I tried original one, but didn’t support scipy

(x64) I just can’t install scipy as a matter of fact, scipy doesn’t provide pre-compiled solution for Windows in the first place, and installing python in way, I think, I have no hope for it.

So next, I go for another option which I can properly setup my complier, namely cygwin.

I have read somewhere, it will work if I install python (32 bit) instead. But why should I, this is 2017!?

I tried cygwin … it failed to build scipy

I first installed these packages from the cygwin’s installer.

  1. python3
  2. python3-devel (you need this if you want to install packgaes like numpy)
  3. python3-pip

After installation, Python 3 will take the name of python3 to make it work as a default python I did some ln -s and some export PATH to make it present in the default PATH.

I tried to install numpy which I did install successfully. (arduously long install due to the compilation time)

Then, install scipy now it failed with the following error:

numpy.distutils.system_info.NotFoundError: no lapack/blas resources found

I didn’t seem to find any solutions or workaround online … so I paused there !

So, I give conda a try … It seems to work

You don’t have to install the full-big anaconda to use conda, you can just install the smaller miniconda it will do the job.

I think conda has its own way to install packages, I think it still leverage the use of pip in some point but also with some modifications. So in short, conda is a front-end to multi-platform mulit-language package installation.

When I install numpy scipy it seemed to me that conda also install mkl (I don’t know much about this, it’s like a math optimization library for Intel CPUs or something).

But at the end, it did install scipy and numpy successfully ! yay …

Python’s multiprocessing is slow under Windows

After happily using it for a while … I spot that using multiprocessing.Pool is quite slow, it’s slower than single core processing! I’m quite sure that I’m not new to this. I know how to make it work properly, at least under unix-like environment.

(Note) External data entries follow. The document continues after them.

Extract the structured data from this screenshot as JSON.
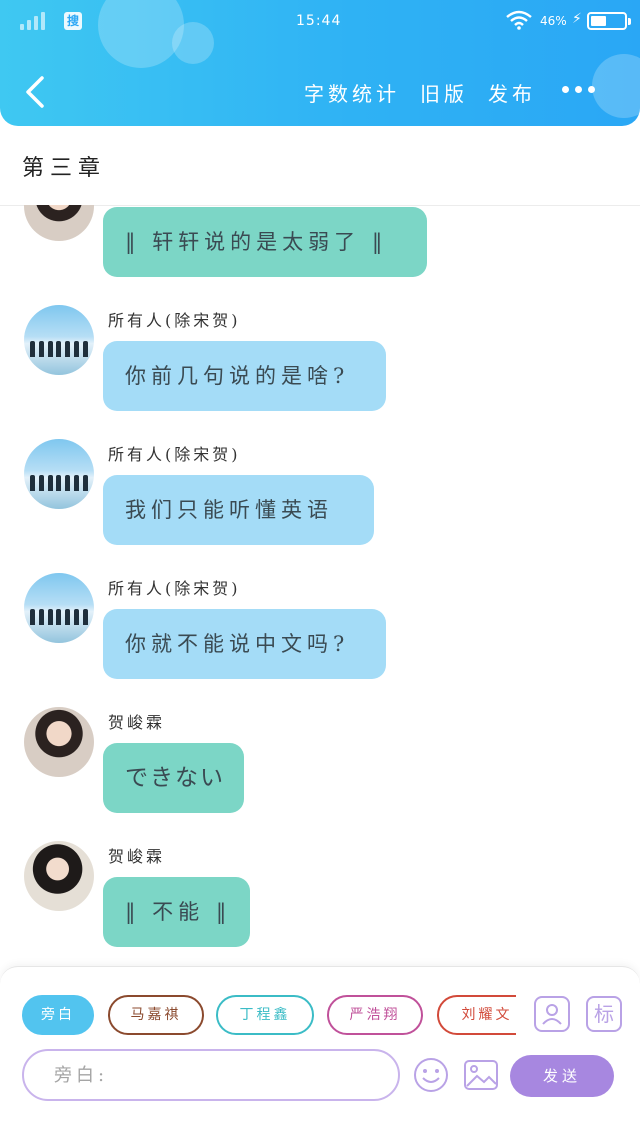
{
  "status_bar": {
    "search_badge": "搜",
    "time": "15:44",
    "battery_percent": "46%",
    "battery_level": 0.46,
    "wifi_icon": "wifi-icon"
  },
  "header": {
    "back_icon": "chevron-left-icon",
    "actions": [
      "字数统计",
      "旧版",
      "发布"
    ],
    "more_icon": "more-dots-icon",
    "colors": {
      "gradient_start": "#3fc8f2",
      "gradient_end": "#2aa7f5"
    }
  },
  "chapter": {
    "title": "第三章"
  },
  "messages": [
    {
      "sender": "",
      "text": "‖ 轩轩说的是太弱了 ‖",
      "color": "green",
      "avatar": "person"
    },
    {
      "sender": "所有人(除宋贺)",
      "text": "你前几句说的是啥?",
      "color": "blue",
      "avatar": "group"
    },
    {
      "sender": "所有人(除宋贺)",
      "text": "我们只能听懂英语",
      "color": "blue",
      "avatar": "group"
    },
    {
      "sender": "所有人(除宋贺)",
      "text": "你就不能说中文吗?",
      "color": "blue",
      "avatar": "group"
    },
    {
      "sender": "贺峻霖",
      "text": "できない",
      "color": "green",
      "avatar": "person"
    },
    {
      "sender": "贺峻霖",
      "text": "‖ 不能 ‖",
      "color": "green",
      "avatar": "person-alt"
    }
  ],
  "composer": {
    "role_chips": [
      {
        "label": "旁白",
        "active": true,
        "color": "#52c4ef"
      },
      {
        "label": "马嘉祺",
        "active": false,
        "color": "#8b4a2e"
      },
      {
        "label": "丁程鑫",
        "active": false,
        "color": "#3bbcc6"
      },
      {
        "label": "严浩翔",
        "active": false,
        "color": "#c0519a"
      },
      {
        "label": "刘耀文",
        "active": false,
        "color": "#d24a3a"
      }
    ],
    "role_icon": "person-card-icon",
    "tag_label": "标",
    "input_placeholder": "旁白:",
    "emoji_icon": "emoji-icon",
    "image_icon": "image-icon",
    "send_label": "发送",
    "colors": {
      "accent": "#a787e0",
      "border": "#c9b4ec"
    }
  }
}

So, I dug deeper into this problem … which turned out to be problem with the Windows itself.

It’s not to blame conda for it, it’s the problem between Windows and Python

As you know, multiproccesing.Pool using multiple processes to leverage a speed boost, which threading cannot in Python (because of the existance of Global Interpreter Lock).

This problem doesn’t seem to have much problem in the user-end point of view, the usage of multiprocessing is itself easy enough, as long as you keep your program functional.

However, it is said that spawnwing a process under Windows environment is much much slower than in Linux. As been asked in here: http://stackoverflow.com/questions/8775475/python-using-multiprocess-is-slower-than-not-using-it. To me, the argument is quite valid. I have long heard that Windows favors multi-threading and Linux favors multi-processing, so it is sure that on which OS which one will be optimized.

Unfortunately, multi-threading for speed boost under computational intensive is not supported in Python, and multi-processing is not very well supported by Windows. I have left with almost zero option, it seems quite a deal breaker.

chunksize might help

As a matter of fact, Windows’ process is quite slow to start, this greatly reduces the viability of python’s multiprocessing.Pool. If spawning a new process is slow, then should we spawn less processes and distribute a larger bit of work for each process instead ? This is exactly what chunksize parameter in pool.imap does.

from multiprocessing import Pool

with Pool() as pool:
    for result in pool.imap(fn, jobs, chunksize=16):

So, in short, you should set chunksize somewhat larger than 1 and see if the problem mitigates.

I will try to use it for the moment … hope I can live with it :D